Aokigahara Forest is a source of inspiration for your work. How does that work into this series The Lost?
In a lot of the pieces the scenery is inspired by abandoned places or places that have some kind of, I don’t want to say supernatural, but a compelling story. Like this piece for example (Lost) is inspired by just that, where she’s in a deep wood. Actually, that forest (Aokigahara Forest) it’s so dense and so thick that once year when they have to go recover bodies they run lines through the forest so they can find their way back out. So this poses that question, “Is she lost in that forest and trying to find her way out? Or maybe she’s a soul that got lost in the forest and maybe that’s her way out of purgatory. And that ties into this one as well (The Path Through The Woods) where you can see that she’s following the broken line. Like maybe she was going to find her way out of the darkness, out of the scene, but the line is broken and she doesn’t know where to go.
And what is the name of this painting?
Path Through The Woods.
And this one is?
Oh, is this thee Lost?
Yeah, they all kind of center around this first image. As was the initial idea. The Suicide Forest in Japan really intrigued me and it’s steeped in a lot of tradition. Back hundreds of years ago in feudal Japan there were villages around there and it was part of their culture that if they became sick or elderly and couldn’t care for themselves they would say goodbye to their family and hike into this forest to die—kinda the way a dog would. If a dog is sick or injured it will go off by itself and die. And these people were like that and because of that tradition people still to this day go there to kill themselves. To make it their final resting place. So it’s really interesting to me that this place has that kind of energy and draws people like that.

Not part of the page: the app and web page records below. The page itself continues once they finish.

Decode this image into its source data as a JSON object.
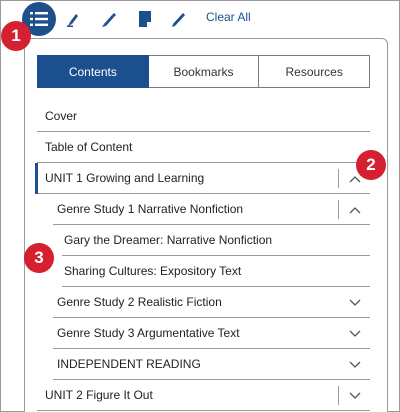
{
  "toolbar": {
    "clear_all_label": "Clear All",
    "icons": [
      "toc-menu-icon",
      "highlighter-icon",
      "pen-icon",
      "note-icon",
      "pencil-icon"
    ]
  },
  "markers": [
    "1",
    "2",
    "3"
  ],
  "tabs": [
    {
      "label": "Contents",
      "active": true
    },
    {
      "label": "Bookmarks",
      "active": false
    },
    {
      "label": "Resources",
      "active": false
    }
  ],
  "toc": {
    "cover": "Cover",
    "table_of_content": "Table of Content",
    "unit1": {
      "label": "UNIT 1 Growing and Learning",
      "expanded": true
    },
    "genre_study_1": {
      "label": "Genre Study 1 Narrative Nonfiction",
      "expanded": true
    },
    "gary": "Gary the Dreamer: Narrative Nonfiction",
    "sharing": "Sharing Cultures: Expository Text",
    "genre_study_2": {
      "label": "Genre Study 2 Realistic Fiction",
      "expanded": false
    },
    "genre_study_3": {
      "label": "Genre Study 3 Argumentative Text",
      "expanded": false
    },
    "independent_reading": {
      "label": "INDEPENDENT READING",
      "expanded": false
    },
    "unit2": {
      "label": "UNIT 2 Figure It Out",
      "expanded": false
    }
  },
  "colors": {
    "accent": "#1b4f8e",
    "marker": "#d42030",
    "border": "#9a9a9a"
  }
}
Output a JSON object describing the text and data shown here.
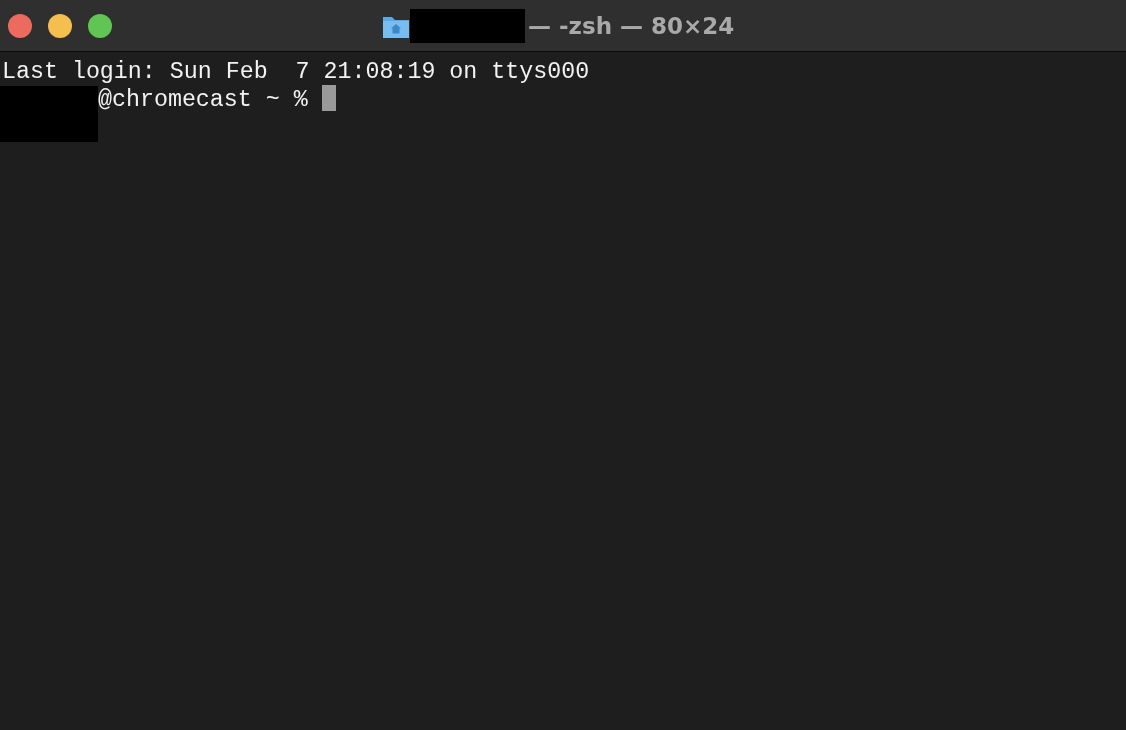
{
  "window": {
    "title": "— -zsh — 80×24"
  },
  "terminal": {
    "lines": [
      "Last login: Sun Feb  7 21:08:19 on ttys000"
    ],
    "prompt": "@chromecast ~ %"
  }
}
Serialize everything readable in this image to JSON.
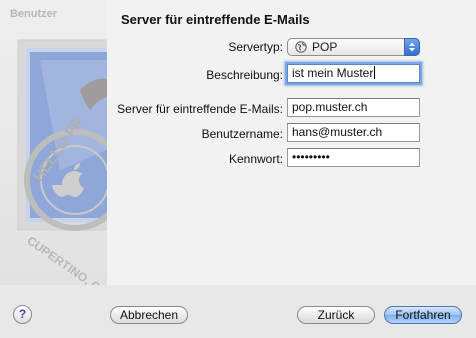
{
  "background_title": "Benutzer",
  "heading": "Server für eintreffende E-Mails",
  "stamp_text": {
    "top": "HELLO FR",
    "bottom": "CUPERTINO, CA"
  },
  "form": {
    "server_type": {
      "label": "Servertyp:",
      "value": "POP",
      "icon": "globe-icon"
    },
    "description": {
      "label": "Beschreibung:",
      "value": "ist mein Muster"
    },
    "incoming_server": {
      "label": "Server für eintreffende E-Mails:",
      "value": "pop.muster.ch"
    },
    "username": {
      "label": "Benutzername:",
      "value": "hans@muster.ch"
    },
    "password": {
      "label": "Kennwort:",
      "value": "•••••••••"
    }
  },
  "buttons": {
    "help": "?",
    "cancel": "Abbrechen",
    "back": "Zurück",
    "continue": "Fortfahren"
  },
  "colors": {
    "accent": "#7eafee",
    "focus_ring": "#7aa7e8"
  }
}
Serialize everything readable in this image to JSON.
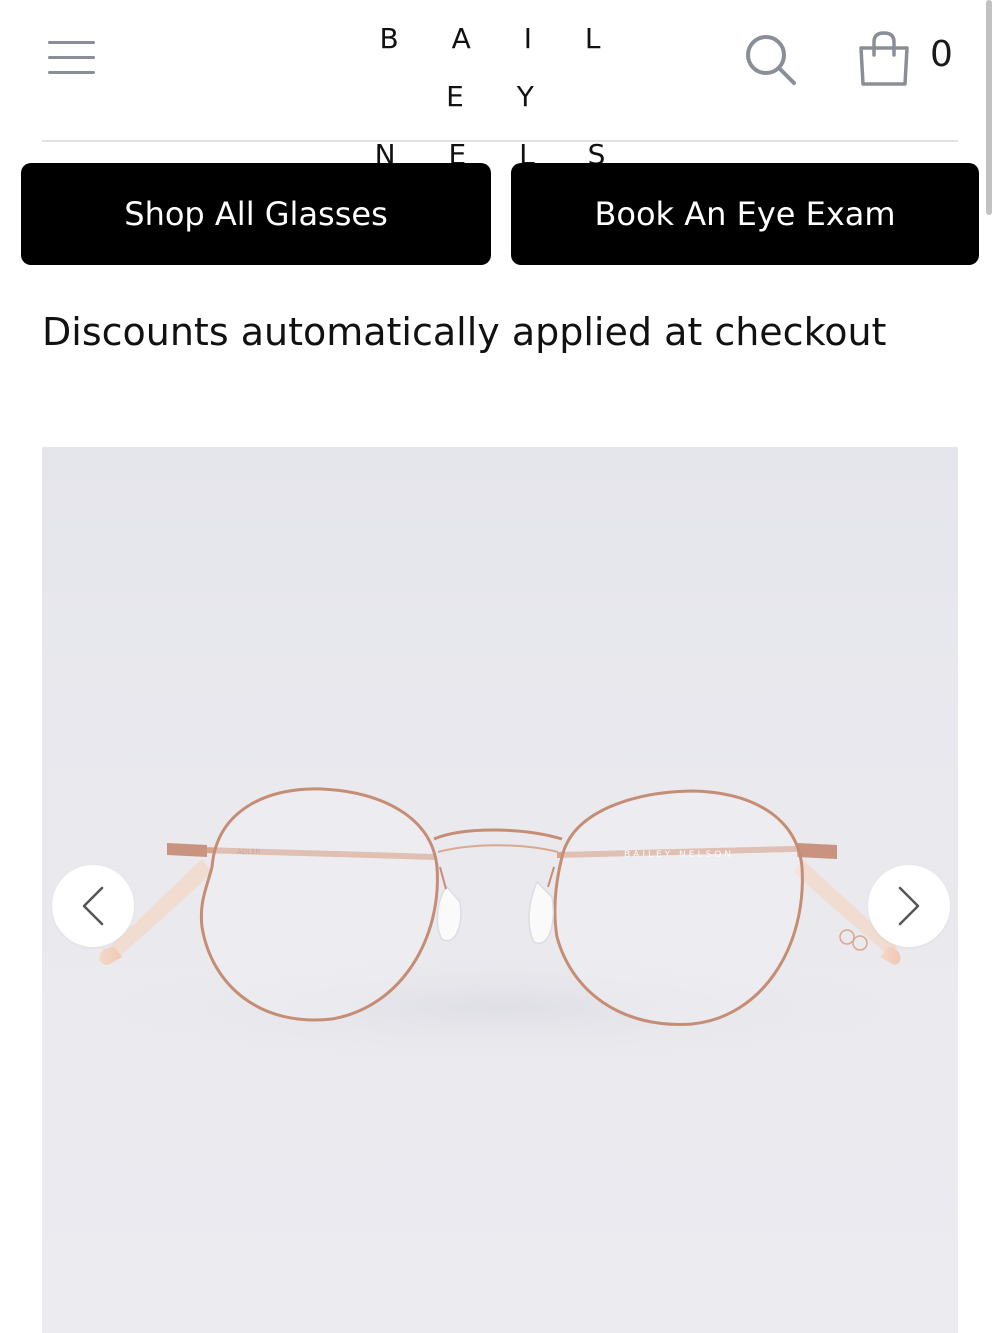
{
  "header": {
    "logo_line1": "B A I L E Y",
    "logo_line2": "N E L S O N",
    "cart_count": "0",
    "icons": {
      "menu": "hamburger-menu-icon",
      "search": "search-icon",
      "cart": "shopping-bag-icon"
    }
  },
  "actions": {
    "shop_all": "Shop All Glasses",
    "book_exam": "Book An Eye Exam"
  },
  "promo_text": "Discounts automatically applied at checkout",
  "product_image": {
    "temple_print_left": "ADLER",
    "temple_print_right": "BAILEY NELSON",
    "prev_icon": "chevron-left-icon",
    "next_icon": "chevron-right-icon"
  },
  "colors": {
    "brand_black": "#000000",
    "frame_rose_gold": "#c9937f",
    "background": "#ffffff"
  }
}
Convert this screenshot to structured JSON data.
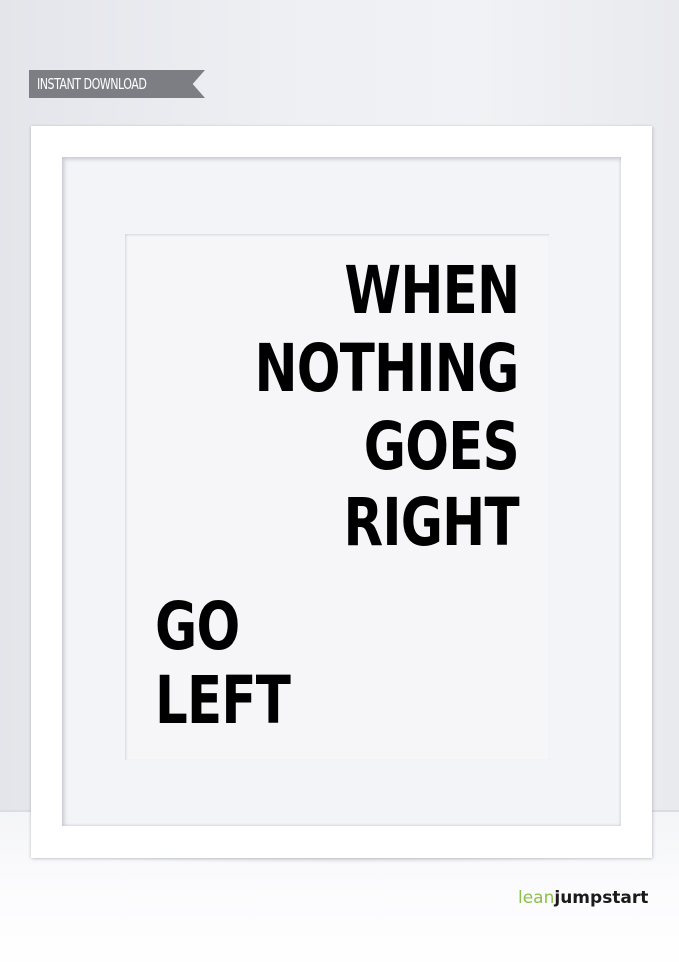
{
  "banner": {
    "label": "INSTANT DOWNLOAD"
  },
  "poster": {
    "right_lines": [
      "WHEN",
      "NOTHING",
      "GOES",
      "RIGHT"
    ],
    "left_lines": [
      "GO",
      "LEFT"
    ]
  },
  "logo": {
    "part1": "lean",
    "part2": "jumpstart"
  },
  "colors": {
    "banner_bg": "#7c7e83",
    "logo_green": "#8cc04a",
    "text": "#000000"
  }
}
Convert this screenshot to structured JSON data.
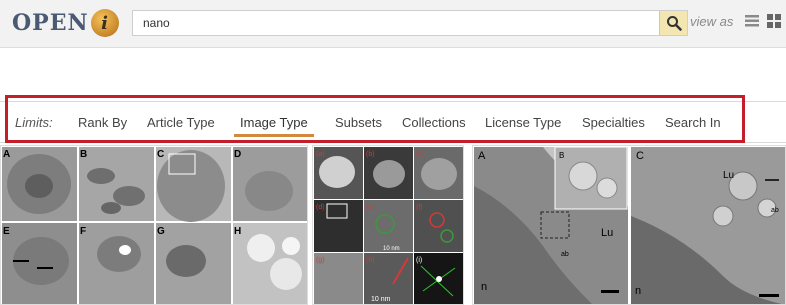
{
  "header": {
    "logo_text": "OPEN",
    "logo_i": "i",
    "search": {
      "value": "nano",
      "button_icon": "search-icon"
    },
    "view_as_label": "view as",
    "view_icons": [
      "list-view-icon",
      "grid-view-icon"
    ]
  },
  "limits": {
    "label": "Limits:",
    "items": [
      "Rank By",
      "Article Type",
      "Image Type",
      "Subsets",
      "Collections",
      "License Type",
      "Specialties",
      "Search In"
    ],
    "active_index": 2,
    "accent_color": "#d18a3c",
    "highlight_color": "#c41e2a"
  },
  "thumbnails": {
    "t1": {
      "labels": [
        "A",
        "B",
        "C",
        "D",
        "E",
        "F",
        "G",
        "H"
      ]
    },
    "t2": {
      "labels": [
        "(a)",
        "(b)",
        "(c)",
        "(d)",
        "(e)",
        "(f)",
        "(g)",
        "(h)",
        "(i)"
      ],
      "scale_labels": [
        "10 nm",
        "10 nm"
      ]
    },
    "t3": {
      "labels": [
        "A",
        "B",
        "C",
        "Lu",
        "Lu",
        "n",
        "n",
        "ab",
        "ab"
      ]
    }
  }
}
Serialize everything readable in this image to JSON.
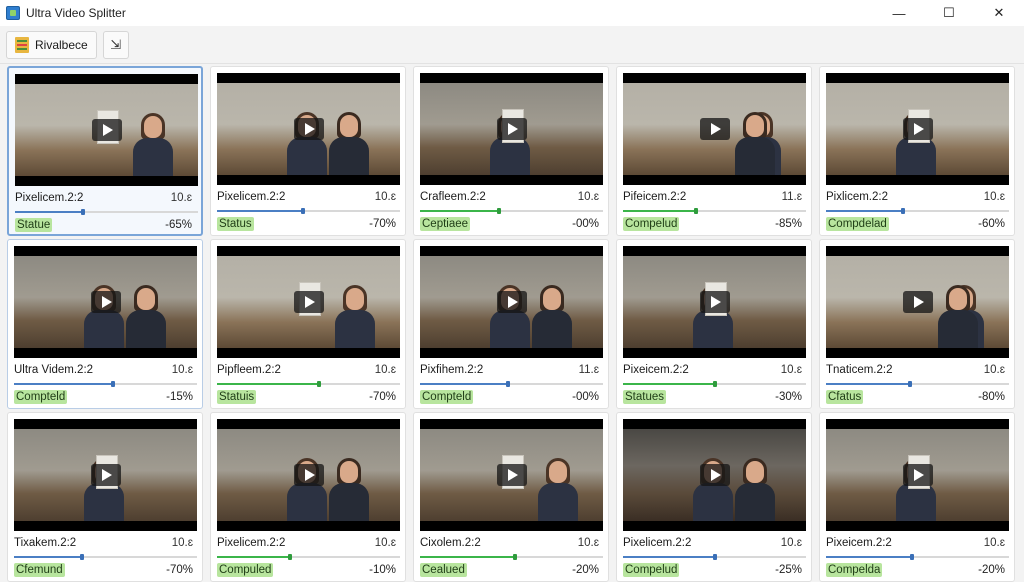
{
  "window": {
    "title": "Ultra Video Splitter",
    "controls": {
      "minimize": "—",
      "maximize": "☐",
      "close": "✕"
    }
  },
  "toolbar": {
    "main_button_label": "Rivalbece",
    "secondary_icon": "⇲"
  },
  "cards": [
    {
      "name": "Pixelicem.2:2",
      "duration": "10.ɛ",
      "progress": 0.37,
      "status": "Statue",
      "percent": "-65%",
      "selected": true,
      "bar": "blue"
    },
    {
      "name": "Pixelicem.2:2",
      "duration": "10.ɛ",
      "progress": 0.47,
      "status": "Status",
      "percent": "-70%",
      "bar": "blue"
    },
    {
      "name": "Crafleem.2:2",
      "duration": "10.ɛ",
      "progress": 0.43,
      "status": "Ceptiaee",
      "percent": "-00%",
      "bar": "green"
    },
    {
      "name": "Pifeicem.2:2",
      "duration": "11.ɛ",
      "progress": 0.4,
      "status": "Compelud",
      "percent": "-85%",
      "bar": "green"
    },
    {
      "name": "Pixlicem.2:2",
      "duration": "10.ɛ",
      "progress": 0.42,
      "status": "Compdelad",
      "percent": "-60%",
      "bar": "blue"
    },
    {
      "name": "Ultra Videm.2:2",
      "duration": "10.ɛ",
      "progress": 0.54,
      "status": "Compteld",
      "percent": "-15%",
      "hover": true,
      "bar": "blue"
    },
    {
      "name": "Pipfleem.2:2",
      "duration": "10.ɛ",
      "progress": 0.56,
      "status": "Statuis",
      "percent": "-70%",
      "bar": "green"
    },
    {
      "name": "Pixfihem.2:2",
      "duration": "11.ɛ",
      "progress": 0.48,
      "status": "Compteld",
      "percent": "-00%",
      "bar": "blue"
    },
    {
      "name": "Pixeicem.2:2",
      "duration": "10.ɛ",
      "progress": 0.5,
      "status": "Statues",
      "percent": "-30%",
      "bar": "green"
    },
    {
      "name": "Tnaticem.2:2",
      "duration": "10.ɛ",
      "progress": 0.46,
      "status": "Cfatus",
      "percent": "-80%",
      "bar": "blue"
    },
    {
      "name": "Tixakem.2:2",
      "duration": "10.ɛ",
      "progress": 0.37,
      "status": "Cfemund",
      "percent": "-70%",
      "bar": "blue"
    },
    {
      "name": "Pixelicem.2:2",
      "duration": "10.ɛ",
      "progress": 0.4,
      "status": "Compuled",
      "percent": "-10%",
      "bar": "green"
    },
    {
      "name": "Cixolem.2:2",
      "duration": "10.ɛ",
      "progress": 0.52,
      "status": "Cealued",
      "percent": "-20%",
      "bar": "green"
    },
    {
      "name": "Pixelicem.2:2",
      "duration": "10.ɛ",
      "progress": 0.5,
      "status": "Compelud",
      "percent": "-25%",
      "bar": "blue"
    },
    {
      "name": "Pixeicem.2:2",
      "duration": "10.ɛ",
      "progress": 0.47,
      "status": "Compelda",
      "percent": "-20%",
      "bar": "blue"
    }
  ],
  "colors": {
    "accent": "#4b7fc4",
    "status_badge": "#b8e59e",
    "selected_border": "#7aa5d8"
  }
}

Lastly, I just have to ask this. I’m going back to a much earlier time. You’re very specific in some of your titles and your paintings. One of them was My Brother Was Eaten Alive By Wolves On The Connecticut Turnpike. I’m almost afraid to ask it if it was based on reality. Where did that come from?[laughing] I don’t like to give up my secrets, but like I said I read a lot and a lot of ideas I get from stories, but never from the story itself. It’s usually a line or a snippet that will give me a flash or an idea. That story, My Brother Was Eaten Alive By Wolves On The Connecticut Turnpike, is from, not the movie, but the short story by Stephen King, 1408. In it one of the characters is hallucinating and he’s having this traumatic experience because the room is haunted, and he picks up the phone and there’s a voice on the other end and it’s speaking gibberish. And one of the things it says is, “My brother was eaten alive by wolves on the Connecticut turnpike.” And just that stuck out to me and it’s that seed that will get planted in my head and then it grows from there.
Photography courtesy of Ambrose Gardenhire